Restricted movement and increased health safety measures disrupted everyone’s life. For rural women, this meant fewer opportunities for gainful work, and even less access than before to training, networking, and having more perspectives
As a follow-up of the Professional Women’s Network (PWN) meeting, organized by Leadership and Growth Council Linda Baleta, Communication and Public Relations Manager, PPSE Project, Swisscontact discussed the topic “Adapting specific activities for women to the circumstances created by the pandemic”.
The overall goal of the Promoting Private Sector Employment (PPSE) in Kosovo is to provide increased sustainable gainful employment for young women and men in Kosovo through small and medium enterprises that operate in well-organized and inclusive economic sectors.
PPSE is focused and operates in two sectors: food and natural ingredients and tourism, sectors which employs a large number of women.
- 42% - of workplaces opend with the help of PPSE, are full-time jobs for women
workplaces have been opened for women, with the help of the PPSE in the second phase
“We aim to change norms and behaviors through perspective and gender analysis, especially within the private sector,” said Ms. Ballet.
Some of the activities that had already started before the pandemic situation, have been adapted by PPSE in order to create more profit opportunities for women or to develop new activities that were not planned. For example, the tourism sector invested in the renovation of 10 guesthouses in Rugova, and the direct beneficiaries were women as owners or co-owners.
PPSE supports the medicinal aromatic plants sector with tailored activities, including cultivation and processing and organic certification. As a growing sector, PPSE support seeks to boost employment and income generation in both primary level and processing level of the value chain.
Through this training, women farmers from across Kosovo had an opportunity to gain more knowledge and network even during the lockdown and restricted movement period.

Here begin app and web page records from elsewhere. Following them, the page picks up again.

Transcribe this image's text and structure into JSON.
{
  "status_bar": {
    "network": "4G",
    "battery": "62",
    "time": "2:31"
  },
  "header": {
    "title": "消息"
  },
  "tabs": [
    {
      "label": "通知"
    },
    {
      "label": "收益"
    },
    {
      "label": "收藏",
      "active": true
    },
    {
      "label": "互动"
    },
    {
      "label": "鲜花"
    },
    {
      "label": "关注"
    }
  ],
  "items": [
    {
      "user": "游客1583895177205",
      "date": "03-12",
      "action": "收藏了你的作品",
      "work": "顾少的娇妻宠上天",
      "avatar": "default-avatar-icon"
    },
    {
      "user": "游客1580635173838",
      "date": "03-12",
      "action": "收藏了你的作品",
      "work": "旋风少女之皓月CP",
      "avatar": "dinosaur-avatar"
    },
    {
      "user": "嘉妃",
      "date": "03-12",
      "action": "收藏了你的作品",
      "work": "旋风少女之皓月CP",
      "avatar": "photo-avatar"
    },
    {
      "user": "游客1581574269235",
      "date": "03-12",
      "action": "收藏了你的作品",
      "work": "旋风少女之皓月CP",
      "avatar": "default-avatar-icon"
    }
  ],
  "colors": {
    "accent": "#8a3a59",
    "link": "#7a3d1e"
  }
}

Ms. Baleta pointed that: “I think that in addition to disseminating information and increasing the capacity of these women, another positive aspect has been that women farmers used the time to receive useful information during the pandemic and expand their network.”